“He’s our horse. It’s no secret,” goalkeeper Tim Howard said of Altidore. “We have to ride him. He has to put us on his back and score some goals for us.”

Though the task seems near impossible, there is still reason to have confidence in the boys wearing the stars and stripes. Between the upsets previously mentioned, Rulon Gardner’s gold medal wrestling performance over Alexander “Siberian Bear” Karelin in the 2000 Summer Olympics, and of course the United States’ men’s hockey victory over the Soviet Union in the 1980 Winter Olympics, U.S. national teams have taught the world two very valuable lessons: 1) Never count out the men wearing red, white, and blue, and 2) There is no limit to what you can achieve when you are confident in what you are doing.

So say what you will about this year’s United States men’s soccer team, and make your own choices when filling out your World Cup bracket. Just remember that confidence can take you places no one believes you can reach, and this year’s U.S. team has a lot of it.

 

References:

Associated Press. (2014, June 8). World cup 2014: U.S. heads to Brazil with boosted confidence. CBS News. Retrieved from http://www.cbsnews.com/news/world-cup-2014-u-s-heads-to-brazil-with-boosted-confidence/

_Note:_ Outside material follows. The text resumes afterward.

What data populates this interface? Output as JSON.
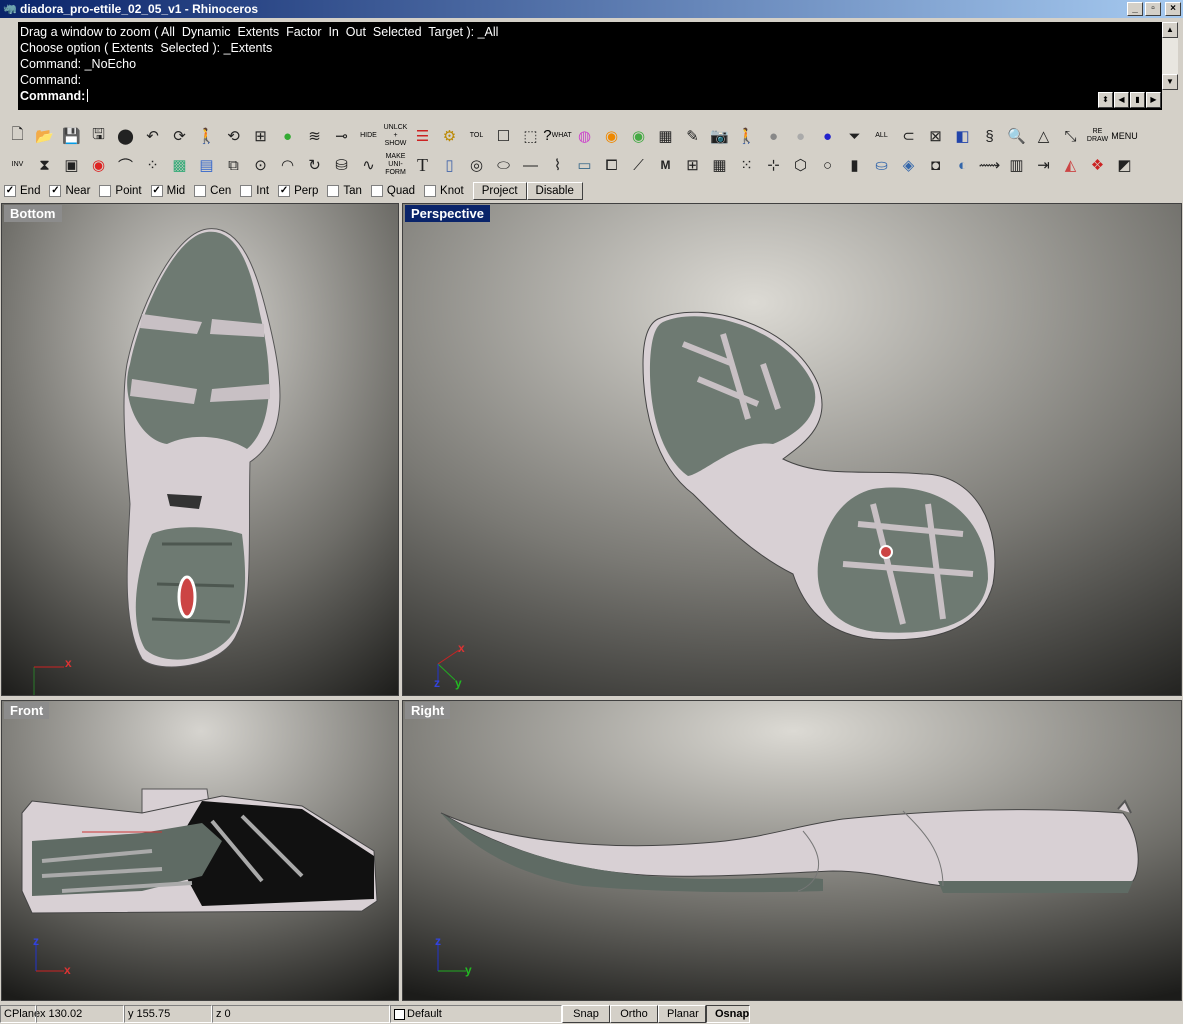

Staff. (2010, June 20). Greatest upsets in World Cup history. Fox Sports. Retrieved    from http://msn.foxsports.com/foxsoccer/worldcup/lists/Greatest-upsets-ever-in-World-Cup#photo-title=U.S.+over+England%252C+1950&photo=11232455